Since the Government announced the withdrawal of student funding for would-be nurses last year, we are already hearing of a 20% drop in applications for graduate nursing courses. And the 1% pay cap on salaries is not helping to encourage people into nursing and is making existing nurses reconsider whether they can even afford to continue. If the NHS wants to achieve a clean bill of health, we need to ensure there is adequate staffing, funding, resource and education. The health of the nation is at stake.
Public health nursing has its origins in the mid 1800's when the inequalities of the 19th century, and the ruinous health outcomes of the poorest in society, became increasingly apparent. Following the Boer War, in which the Government struggled to find enough young people who were fit enough to recruit as soldiers, infant welfare in particular fast became a priority.

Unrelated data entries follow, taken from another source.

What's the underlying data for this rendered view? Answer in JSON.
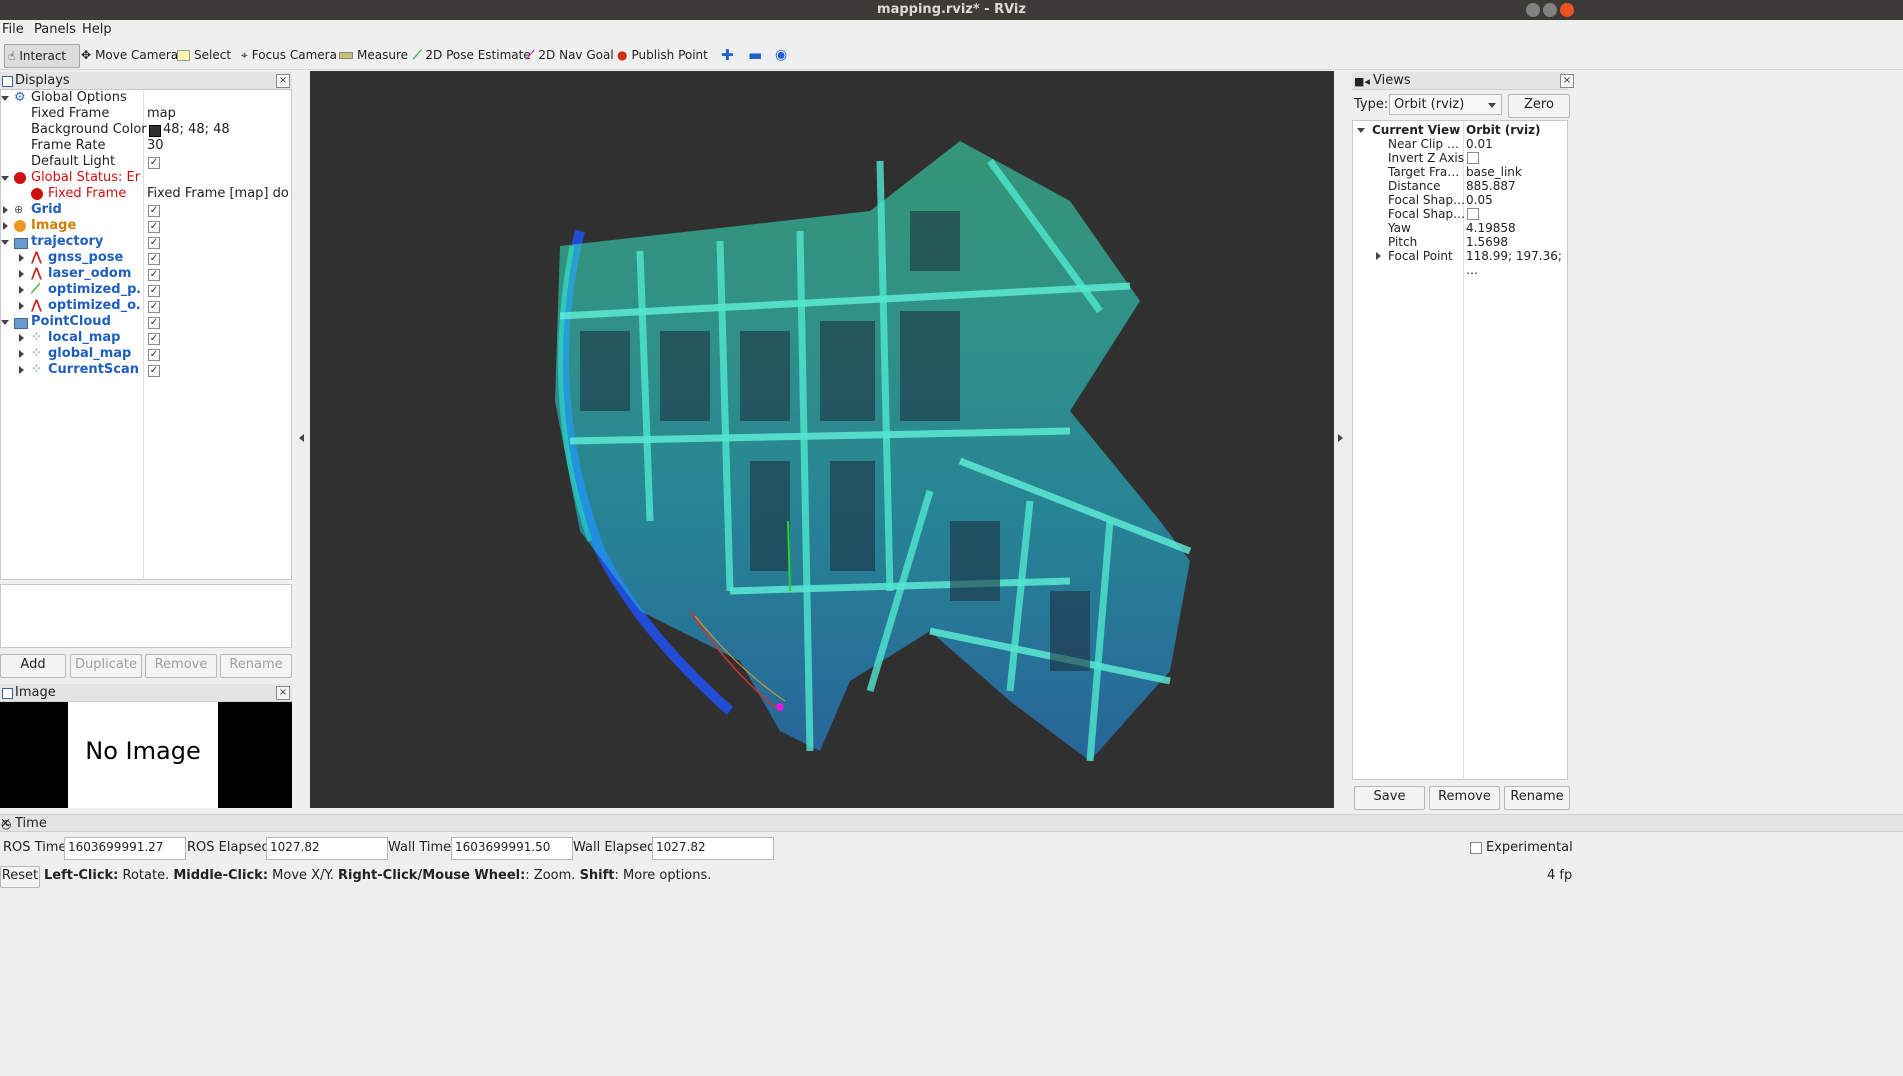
{
  "window": {
    "title": "mapping.rviz* - RViz"
  },
  "menu": [
    "File",
    "Panels",
    "Help"
  ],
  "toolbar": {
    "interact": "Interact",
    "move_camera": "Move Camera",
    "select": "Select",
    "focus_camera": "Focus Camera",
    "measure": "Measure",
    "pose_estimate": "2D Pose Estimate",
    "nav_goal": "2D Nav Goal",
    "publish_point": "Publish Point"
  },
  "displays": {
    "title": "Displays",
    "global_options": {
      "label": "Global Options",
      "fixed_frame_label": "Fixed Frame",
      "fixed_frame_value": "map",
      "bg_label": "Background Color",
      "bg_value": "48; 48; 48",
      "rate_label": "Frame Rate",
      "rate_value": "30",
      "light_label": "Default Light"
    },
    "global_status": {
      "label": "Global Status: Er…",
      "child_label": "Fixed Frame",
      "child_value": "Fixed Frame [map] doe…"
    },
    "items": {
      "grid": "Grid",
      "image": "Image",
      "trajectory": "trajectory",
      "gnss_pose": "gnss_pose",
      "laser_odom": "laser_odom",
      "optimized_p": "optimized_p…",
      "optimized_o": "optimized_o…",
      "pointcloud": "PointCloud",
      "local_map": "local_map",
      "global_map": "global_map",
      "current_scan": "CurrentScan"
    },
    "buttons": {
      "add": "Add",
      "duplicate": "Duplicate",
      "remove": "Remove",
      "rename": "Rename"
    }
  },
  "image_panel": {
    "title": "Image",
    "no_image": "No Image"
  },
  "views": {
    "title": "Views",
    "type_label": "Type:",
    "type_value": "Orbit (rviz)",
    "zero_button": "Zero",
    "current_view_label": "Current View",
    "current_view_value": "Orbit (rviz)",
    "props": [
      {
        "label": "Near Clip …",
        "value": "0.01"
      },
      {
        "label": "Invert Z Axis",
        "value": ""
      },
      {
        "label": "Target Fra…",
        "value": "base_link"
      },
      {
        "label": "Distance",
        "value": "885.887"
      },
      {
        "label": "Focal Shap…",
        "value": "0.05"
      },
      {
        "label": "Focal Shap…",
        "value": ""
      },
      {
        "label": "Yaw",
        "value": "4.19858"
      },
      {
        "label": "Pitch",
        "value": "1.5698"
      },
      {
        "label": "Focal Point",
        "value": "118.99; 197.36; …"
      }
    ],
    "buttons": {
      "save": "Save",
      "remove": "Remove",
      "rename": "Rename"
    }
  },
  "time": {
    "title": "Time",
    "ros_time_label": "ROS Time:",
    "ros_time": "1603699991.27",
    "ros_elapsed_label": "ROS Elapsed:",
    "ros_elapsed": "1027.82",
    "wall_time_label": "Wall Time:",
    "wall_time": "1603699991.50",
    "wall_elapsed_label": "Wall Elapsed:",
    "wall_elapsed": "1027.82",
    "experimental": "Experimental"
  },
  "status": {
    "reset": "Reset",
    "k1": "Left-Click:",
    "t1": " Rotate. ",
    "k2": "Middle-Click:",
    "t2": " Move X/Y. ",
    "k3": "Right-Click/Mouse Wheel:",
    "t3": ": Zoom. ",
    "k4": "Shift",
    "t4": ": More options.",
    "fps": "4 fp"
  },
  "colors": {
    "viewport_bg": "#303030",
    "titlebar": "#3c3b37",
    "close_button": "#e95420"
  }
}
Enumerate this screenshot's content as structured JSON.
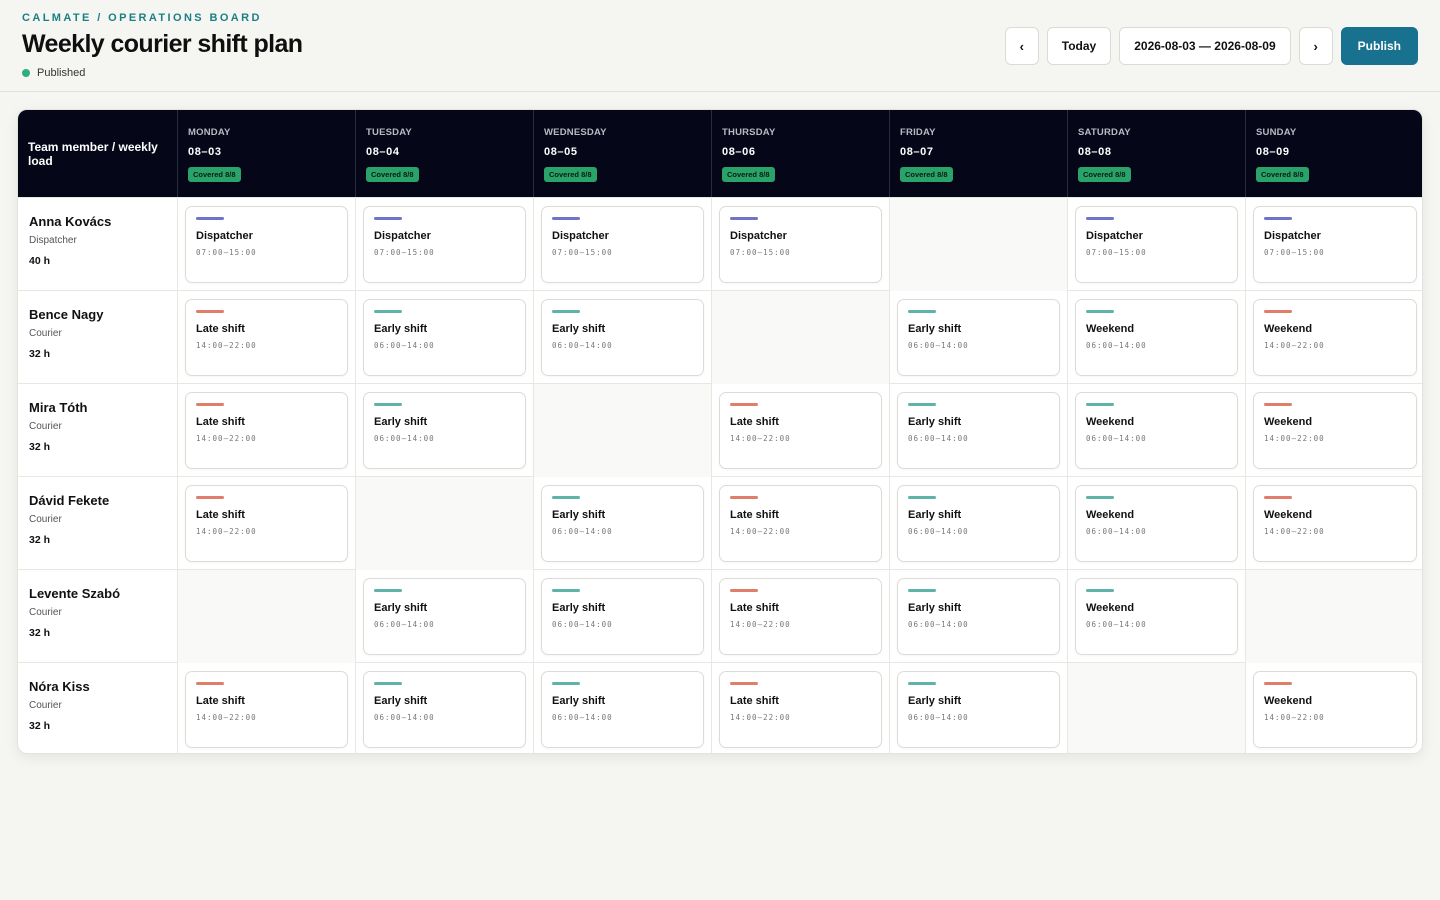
{
  "header": {
    "brand": "CALMATE / OPERATIONS BOARD",
    "title": "Weekly courier shift plan",
    "status": "Published",
    "status_color": "#2fae7e"
  },
  "controls": {
    "prev_label": "‹",
    "today_label": "Today",
    "range_label": "2026-08-03 — 2026-08-09",
    "next_label": "›",
    "publish_label": "Publish"
  },
  "colors": {
    "accent": "#17718f",
    "dispatcher": "#6f73c9",
    "early": "#5fb3a7",
    "late": "#e07e6b",
    "covered_badge": "#29a36a"
  },
  "table": {
    "first_header": "Team member / weekly load",
    "days": [
      {
        "name": "MONDAY",
        "date": "08–03",
        "badge": "Covered 8/8"
      },
      {
        "name": "TUESDAY",
        "date": "08–04",
        "badge": "Covered 8/8"
      },
      {
        "name": "WEDNESDAY",
        "date": "08–05",
        "badge": "Covered 8/8"
      },
      {
        "name": "THURSDAY",
        "date": "08–06",
        "badge": "Covered 8/8"
      },
      {
        "name": "FRIDAY",
        "date": "08–07",
        "badge": "Covered 8/8"
      },
      {
        "name": "SATURDAY",
        "date": "08–08",
        "badge": "Covered 8/8"
      },
      {
        "name": "SUNDAY",
        "date": "08–09",
        "badge": "Covered 8/8"
      }
    ],
    "members": [
      {
        "name": "Anna Kovács",
        "role": "Dispatcher",
        "load": "40 h",
        "shifts": [
          {
            "label": "Dispatcher",
            "time": "07:00–15:00",
            "kind": "dispatcher"
          },
          {
            "label": "Dispatcher",
            "time": "07:00–15:00",
            "kind": "dispatcher"
          },
          {
            "label": "Dispatcher",
            "time": "07:00–15:00",
            "kind": "dispatcher"
          },
          {
            "label": "Dispatcher",
            "time": "07:00–15:00",
            "kind": "dispatcher"
          },
          null,
          {
            "label": "Dispatcher",
            "time": "07:00–15:00",
            "kind": "dispatcher"
          },
          {
            "label": "Dispatcher",
            "time": "07:00–15:00",
            "kind": "dispatcher"
          }
        ]
      },
      {
        "name": "Bence Nagy",
        "role": "Courier",
        "load": "32 h",
        "shifts": [
          {
            "label": "Late shift",
            "time": "14:00–22:00",
            "kind": "late"
          },
          {
            "label": "Early shift",
            "time": "06:00–14:00",
            "kind": "early"
          },
          {
            "label": "Early shift",
            "time": "06:00–14:00",
            "kind": "early"
          },
          null,
          {
            "label": "Early shift",
            "time": "06:00–14:00",
            "kind": "early"
          },
          {
            "label": "Weekend",
            "time": "06:00–14:00",
            "kind": "early"
          },
          {
            "label": "Weekend",
            "time": "14:00–22:00",
            "kind": "late"
          }
        ]
      },
      {
        "name": "Mira Tóth",
        "role": "Courier",
        "load": "32 h",
        "shifts": [
          {
            "label": "Late shift",
            "time": "14:00–22:00",
            "kind": "late"
          },
          {
            "label": "Early shift",
            "time": "06:00–14:00",
            "kind": "early"
          },
          null,
          {
            "label": "Late shift",
            "time": "14:00–22:00",
            "kind": "late"
          },
          {
            "label": "Early shift",
            "time": "06:00–14:00",
            "kind": "early"
          },
          {
            "label": "Weekend",
            "time": "06:00–14:00",
            "kind": "early"
          },
          {
            "label": "Weekend",
            "time": "14:00–22:00",
            "kind": "late"
          }
        ]
      },
      {
        "name": "Dávid Fekete",
        "role": "Courier",
        "load": "32 h",
        "shifts": [
          {
            "label": "Late shift",
            "time": "14:00–22:00",
            "kind": "late"
          },
          null,
          {
            "label": "Early shift",
            "time": "06:00–14:00",
            "kind": "early"
          },
          {
            "label": "Late shift",
            "time": "14:00–22:00",
            "kind": "late"
          },
          {
            "label": "Early shift",
            "time": "06:00–14:00",
            "kind": "early"
          },
          {
            "label": "Weekend",
            "time": "06:00–14:00",
            "kind": "early"
          },
          {
            "label": "Weekend",
            "time": "14:00–22:00",
            "kind": "late"
          }
        ]
      },
      {
        "name": "Levente Szabó",
        "role": "Courier",
        "load": "32 h",
        "shifts": [
          null,
          {
            "label": "Early shift",
            "time": "06:00–14:00",
            "kind": "early"
          },
          {
            "label": "Early shift",
            "time": "06:00–14:00",
            "kind": "early"
          },
          {
            "label": "Late shift",
            "time": "14:00–22:00",
            "kind": "late"
          },
          {
            "label": "Early shift",
            "time": "06:00–14:00",
            "kind": "early"
          },
          {
            "label": "Weekend",
            "time": "06:00–14:00",
            "kind": "early"
          },
          null
        ]
      },
      {
        "name": "Nóra Kiss",
        "role": "Courier",
        "load": "32 h",
        "shifts": [
          {
            "label": "Late shift",
            "time": "14:00–22:00",
            "kind": "late"
          },
          {
            "label": "Early shift",
            "time": "06:00–14:00",
            "kind": "early"
          },
          {
            "label": "Early shift",
            "time": "06:00–14:00",
            "kind": "early"
          },
          {
            "label": "Late shift",
            "time": "14:00–22:00",
            "kind": "late"
          },
          {
            "label": "Early shift",
            "time": "06:00–14:00",
            "kind": "early"
          },
          null,
          {
            "label": "Weekend",
            "time": "14:00–22:00",
            "kind": "late"
          }
        ]
      }
    ]
  }
}
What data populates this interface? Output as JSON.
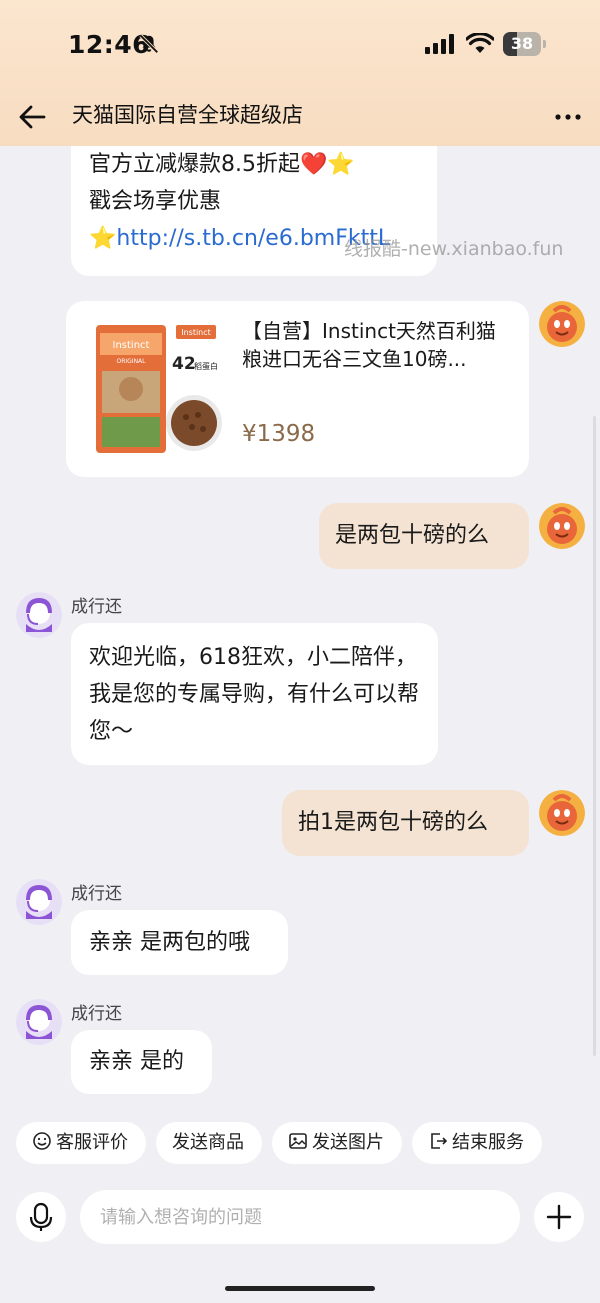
{
  "status_bar": {
    "time": "12:46",
    "battery": "38",
    "battery_level": 0.38
  },
  "nav": {
    "title": "天猫国际自营全球超级店"
  },
  "messages": {
    "promo": {
      "line1": "官方立减爆款8.5折起❤️⭐",
      "line2": "戳会场享优惠",
      "link_prefix": "⭐",
      "link": "http://s.tb.cn/e6.bmFkttL"
    },
    "product": {
      "title": "【自营】Instinct天然百利猫粮进口无谷三文鱼10磅...",
      "price": "¥1398",
      "img_badge_number": "42",
      "img_badge_text": "稻蛋白",
      "img_brand": "Instinct",
      "img_sub": "ORIGINAL"
    },
    "user_msg1": "是两包十磅的么",
    "agent_name": "成行还",
    "agent_msg1": "欢迎光临，618狂欢，小二陪伴，我是您的专属导购，有什么可以帮您～",
    "user_msg2": "拍1是两包十磅的么",
    "agent_msg2": "亲亲 是两包的哦",
    "agent_msg3": "亲亲 是的"
  },
  "watermark": "线报酷-new.xianbao.fun",
  "quick_actions": [
    {
      "label": "客服评价",
      "icon": "smile-icon"
    },
    {
      "label": "发送商品",
      "icon": ""
    },
    {
      "label": "发送图片",
      "icon": "image-icon"
    },
    {
      "label": "结束服务",
      "icon": "exit-icon"
    }
  ],
  "input": {
    "placeholder": "请输入想咨询的问题"
  },
  "colors": {
    "header_bg": "#f7dcc0",
    "user_bubble": "#f4e3d3",
    "link": "#2a6bd1",
    "price": "#8a6a4a"
  }
}
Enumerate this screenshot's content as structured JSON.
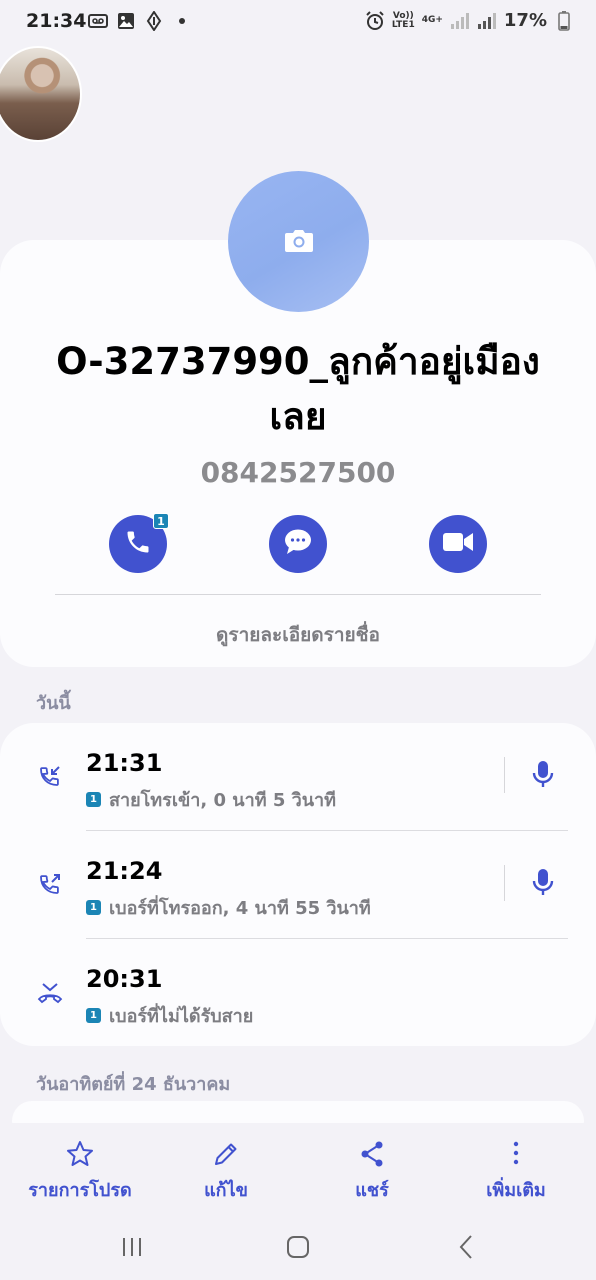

We all remember our days at school - our teachers, our friends, the moment the bell rang for break time. As children it's where we spend most of our time, the place where we build not only our academic skills but our knowledge of life and how to live it. But for some children and young people this experience is not quite the same.
As a former model and photographer, I have trodden the catwalk during London Fashion Week, photographed an editorial shoot for Elle magazine, and was the youngest person to exhibit in the National Portrait Gallery. In 2013, I gave all this up to become an emergency nurse. A career that couldn't be more different from the one that I started in. Polar opposite in fact...
Around 7,500 nurses from the EU registered to work in the UK last year. This is an increase on the previous year, which was an increase on the year before that. Overseas nurses have played a vital role in the NHS since its inception, and will continue to do so, but clearly when trusts are relying more and more on this form of recruitment something is going wrong.
Thousands of nurses have left their homes and moved to the other side of the world, to work for the NHS in hospitals, our emergency departments and in our care homes. For the vast majority, their starting salary will be about £21,000 a year. Without them many health and social care organisations would struggle to deliver safe care. Their reward for this contribution to our health service? If they don't somehow increase their salary to £35,000 they will be forced to leave the country after six years.
As today's NSPCC report has uncovered, sexual abuse of children is on the rise, but what is perhaps more frightening is that these figures are likely to be much lower than the reality. So many children hide their experiences for a long time - and some never come forward at all. The modern world and its advances has brought us many advantages, but with them have come new dangers...